*** Block opens ***
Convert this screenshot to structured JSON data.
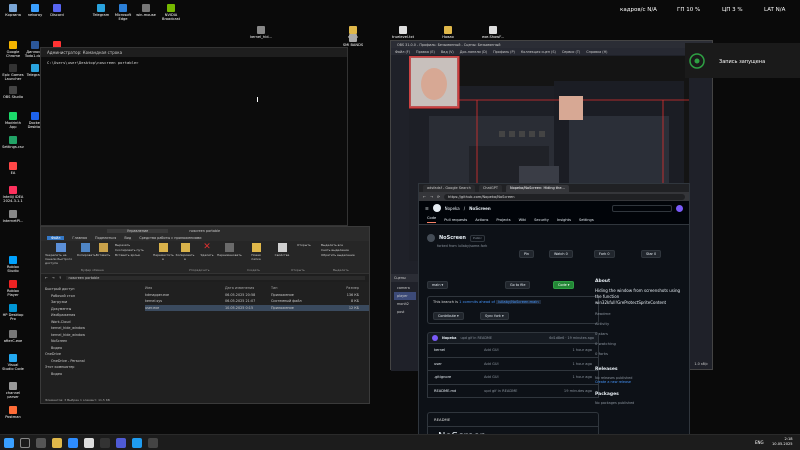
{
  "desktop": {
    "icons": [
      {
        "label": "Корзина"
      },
      {
        "label": "nekoray"
      },
      {
        "label": "Discord"
      },
      {
        "label": "Telegram"
      },
      {
        "label": "Microsoft Edge"
      },
      {
        "label": "win-mouse"
      },
      {
        "label": "NVIDIA Broadcast"
      },
      {
        "label": "Google Chrome"
      },
      {
        "label": "Дипломы Todo1.docx"
      },
      {
        "label": "Яндекс Музыка"
      },
      {
        "label": "Epic Games Launcher"
      },
      {
        "label": "Telegram"
      },
      {
        "label": "OBS Studio"
      },
      {
        "label": "Modrinth App"
      },
      {
        "label": "Docker Desktop"
      },
      {
        "label": "Settings.csv"
      },
      {
        "label": "EA"
      },
      {
        "label": "IntelliJ IDEA 2024.3.1.1"
      },
      {
        "label": "InternetPl..."
      },
      {
        "label": "Roblox Studio"
      },
      {
        "label": "Roblox Player"
      },
      {
        "label": "HP Desktop Pro"
      },
      {
        "label": "afterC.exe"
      },
      {
        "label": "Visual Studio Code"
      },
      {
        "label": "channel parser"
      },
      {
        "label": "Postman"
      },
      {
        "label": "kernel_hid..."
      },
      {
        "label": "nginx"
      },
      {
        "label": "truelevel.txt"
      },
      {
        "label": "Новая папка"
      },
      {
        "label": "exe.ShowF..."
      },
      {
        "label": "SMI BANDS"
      }
    ]
  },
  "perf": {
    "fps": "кадров/с N/A",
    "gpu": "ГП 10 %",
    "cpu": "ЦП 3 %",
    "lat": "LAT N/A"
  },
  "cmd": {
    "title": "Администратор: Командная строка",
    "line": "C:\\Users\\user\\Desktop\\noscreen portable>"
  },
  "explorer": {
    "title": "noscreen portable",
    "tab_manage": "Управление",
    "tabs": [
      "Файл",
      "Главная",
      "Поделиться",
      "Вид",
      "Средства работы с приложениями"
    ],
    "ribbon": {
      "pin": "Закрепить на панели быстрого доступа",
      "copy": "Копировать",
      "paste": "Вставить",
      "cut": "Вырезать",
      "copy_path": "Скопировать путь",
      "paste_shortcut": "Вставить ярлык",
      "clipboard": "Буфер обмена",
      "move_to": "Переместить в",
      "copy_to": "Копировать в",
      "delete": "Удалить",
      "rename": "Переименовать",
      "organize": "Упорядочить",
      "new_folder": "Новая папка",
      "create": "Создать",
      "properties": "Свойства",
      "open": "Открыть",
      "open_group": "Открыть",
      "select_all": "Выделить все",
      "select_none": "Снять выделение",
      "invert": "Обратить выделение",
      "select": "Выделить"
    },
    "address": "noscreen portable",
    "nav": [
      "Быстрый доступ",
      "Рабочий стол",
      "Загрузки",
      "Документы",
      "Изображения",
      "Work-Cloud",
      "kernel_hide_window",
      "kernel_hide_window",
      "NoScreen",
      "Видео",
      "OneDrive",
      "OneDrive - Personal",
      "Этот компьютер",
      "Видео"
    ],
    "columns": [
      "Имя",
      "Дата изменения",
      "Тип",
      "Размер"
    ],
    "files": [
      {
        "name": "kdmapper.exe",
        "date": "06.05.2025 20:58",
        "type": "Приложение",
        "size": "136 КБ"
      },
      {
        "name": "kernel.sys",
        "date": "06.05.2025 21:07",
        "type": "Системный файл",
        "size": "8 КБ"
      },
      {
        "name": "user.exe",
        "date": "10.05.2025 0:15",
        "type": "Приложение",
        "size": "12 КБ"
      }
    ],
    "status": "Элементов: 3    Выбран 1 элемент: 11,5 КБ"
  },
  "obs": {
    "title": "OBS 31.0.0 - Профиль: Безымянный - Сцены: Безымянный",
    "menu": [
      "Файл (F)",
      "Правка (E)",
      "Вид (V)",
      "Док-панели (D)",
      "Профиль (P)",
      "Коллекция сцен (S)",
      "Сервис (T)",
      "Справка (H)"
    ],
    "scenes_header": "Сцены",
    "scenes": [
      "camera",
      "player",
      "monit2",
      "post"
    ],
    "kbs": "1.0 кб/с"
  },
  "recording": {
    "label": "Запись запущена"
  },
  "browser": {
    "tabs": [
      "adsfadsf - Google Search",
      "ChatGPT",
      "Nopeka/NoScreen: Hiding the..."
    ],
    "url": "https://github.com/Nopeka/NoScreen",
    "gh": {
      "owner": "Nopeka",
      "repo": "NoScreen",
      "nav": [
        "Code",
        "Pull requests",
        "Actions",
        "Projects",
        "Wiki",
        "Security",
        "Insights",
        "Settings"
      ],
      "repo_name": "NoScreen",
      "visibility": "Public",
      "forked_from": "forked from lullaby/some-fork",
      "pin": "Pin",
      "watch": "Watch",
      "watch_count": "0",
      "fork": "Fork",
      "fork_count": "0",
      "star": "Star",
      "star_count": "0",
      "branch": "main",
      "go_to_file": "Go to file",
      "code_btn": "Code",
      "ahead_pre": "This branch is ",
      "ahead_link": "1 commits ahead of",
      "ahead_ref": "lullaby/NoScreen:main",
      "contribute": "Contribute",
      "sync": "Sync fork",
      "commit_user": "Nopeka",
      "commit_msg": "upd gif in README",
      "commit_hash": "6d1d8e6 · 19 minutes ago",
      "files": [
        {
          "name": "kernel",
          "msg": "Add GUI",
          "time": "1 hour ago"
        },
        {
          "name": "user",
          "msg": "Add GUI",
          "time": "1 hour ago"
        },
        {
          "name": ".gitignore",
          "msg": "Add GUI",
          "time": "1 hour ago"
        },
        {
          "name": "README.md",
          "msg": "upd gif in README",
          "time": "19 minutes ago"
        }
      ],
      "about": "About",
      "about_text": "Hiding the window from screenshots using the function win32kfull!GreProtectSpriteContent",
      "side_links": [
        "Readme",
        "Activity",
        "0 stars",
        "0 watching",
        "0 forks"
      ],
      "releases": "Releases",
      "no_releases": "No releases published",
      "create_release": "Create a new release",
      "packages": "Packages",
      "no_packages": "No packages published",
      "readme_tab": "README",
      "readme_heading": "NoScreen"
    }
  },
  "taskbar": {
    "lang": "ENG",
    "time": "2:18",
    "date": "10.05.2025"
  },
  "colors": {
    "accent_blue": "#4493f8",
    "gh_green": "#238636",
    "rec_red": "#e03030"
  }
}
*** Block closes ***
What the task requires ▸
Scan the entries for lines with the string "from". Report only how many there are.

Answer area ▸
2